I continued along the main road for a while, crossed a couple of bridges, and then dropped down to walk east along the bank of the Cher. I passed a couple of weeping willows, and then a fisherman who seemed to be catching logs rather than fish. Then I left the river and walked into the pleasant little village of Saint-Avertin, where I stopped for a coffee.
I am following another guide which I bought yesterday, a rando-edition, a companion to the Chemin du Puy and the Chemin d'Arles which I have used before. I will let you know if it's better than the other one after I haven't got lost a few times.
No guide could have prepared me for the next obstacle I faced. I was walking merrily along, when I came upon a sign:
Route Barree. Chantier Interdit au Public.
I knew what it meant, but decided to pretend that I didn't, because to do otherwise would have meant a long detour. It was a motorway construction site. Graders were moving back and forth, and my path had disappeared under mountains of dirt. Workers were occupied with what they were doing and didn't seem to have noticed the intruder. I followed a temporary road made by the trucks, and when I spied some trees off to one side, I thought I would cut across to the woods before I was challenged.
I left the road and stepped into a Flanders field of mud. Sinking in to the top of my Zambs, I squelched across, picking up more mud with every step. But when I finally reached solid ground, I was accosted. What was I doing? Didn't I know that the site was closed to the public? Eventually, they decided I was stupid rather than non-compliant, and sent me on my way. Now I was back on my path.
I passed through the village of Montbazon, and looked up at the 11th century fortified tower, now crowned with a 30-foot statue, a result of the fervid devotion to the Virgin Mary in the 19th century.
Back on the highway, I put my head down and marched the remaining five kilometres into Sorigny.
I am staying at a reasonably priced (30€) chambre d'hôtes, and eating a reasonably priced menu du jour (11.50€) at the pub. Wine is included.

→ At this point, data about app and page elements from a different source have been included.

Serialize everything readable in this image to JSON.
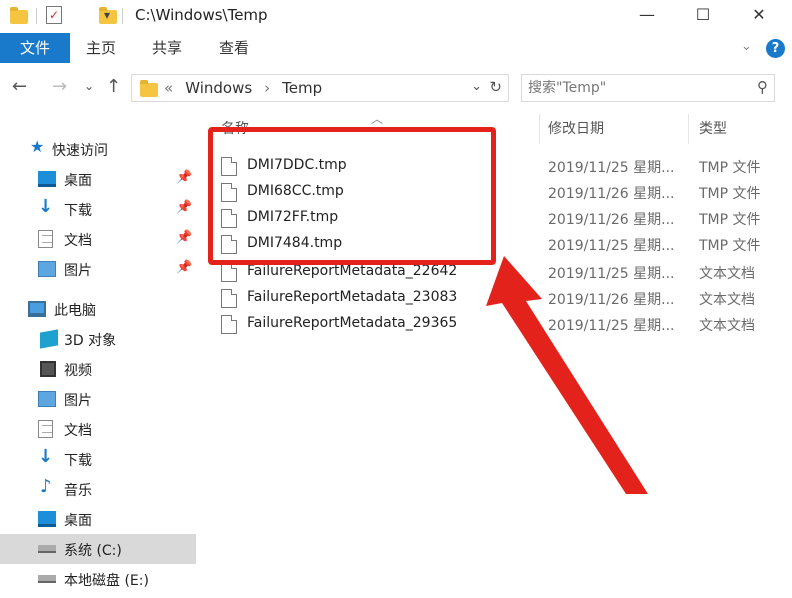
{
  "titlebar": {
    "title": "C:\\Windows\\Temp",
    "minimize": "—",
    "maximize": "☐",
    "close": "✕"
  },
  "ribbon": {
    "tabs": [
      "文件",
      "主页",
      "共享",
      "查看"
    ]
  },
  "address": {
    "prefix": "«",
    "segments": [
      "Windows",
      "›",
      "Temp"
    ]
  },
  "search": {
    "placeholder": "搜索\"Temp\""
  },
  "sidebar": {
    "items": [
      {
        "label": "快速访问"
      },
      {
        "label": "桌面"
      },
      {
        "label": "下载"
      },
      {
        "label": "文档"
      },
      {
        "label": "图片"
      },
      {
        "label": "此电脑"
      },
      {
        "label": "3D 对象"
      },
      {
        "label": "视频"
      },
      {
        "label": "图片"
      },
      {
        "label": "文档"
      },
      {
        "label": "下载"
      },
      {
        "label": "音乐"
      },
      {
        "label": "桌面"
      },
      {
        "label": "系统 (C:)"
      },
      {
        "label": "本地磁盘 (E:)"
      }
    ]
  },
  "columns": {
    "name": "名称",
    "date": "修改日期",
    "type": "类型"
  },
  "files": [
    {
      "name": "DMI7DDC.tmp",
      "date": "2019/11/25 星期...",
      "type": "TMP 文件"
    },
    {
      "name": "DMI68CC.tmp",
      "date": "2019/11/26 星期...",
      "type": "TMP 文件"
    },
    {
      "name": "DMI72FF.tmp",
      "date": "2019/11/26 星期...",
      "type": "TMP 文件"
    },
    {
      "name": "DMI7484.tmp",
      "date": "2019/11/25 星期...",
      "type": "TMP 文件"
    },
    {
      "name": "FailureReportMetadata_22642",
      "date": "2019/11/25 星期...",
      "type": "文本文档"
    },
    {
      "name": "FailureReportMetadata_23083",
      "date": "2019/11/26 星期...",
      "type": "文本文档"
    },
    {
      "name": "FailureReportMetadata_29365",
      "date": "2019/11/25 星期...",
      "type": "文本文档"
    }
  ],
  "colors": {
    "accent": "#1979ca",
    "annotation": "#e4221c"
  }
}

Another pilgrim, Steven, a Belgian, is staying at the chambre d'hôtes as well, the first fellow walker I have met since Paris.
There is something about cheese, isn't there, at the end of the meal? It brings out the flavour of the wine, and is itself enhanced.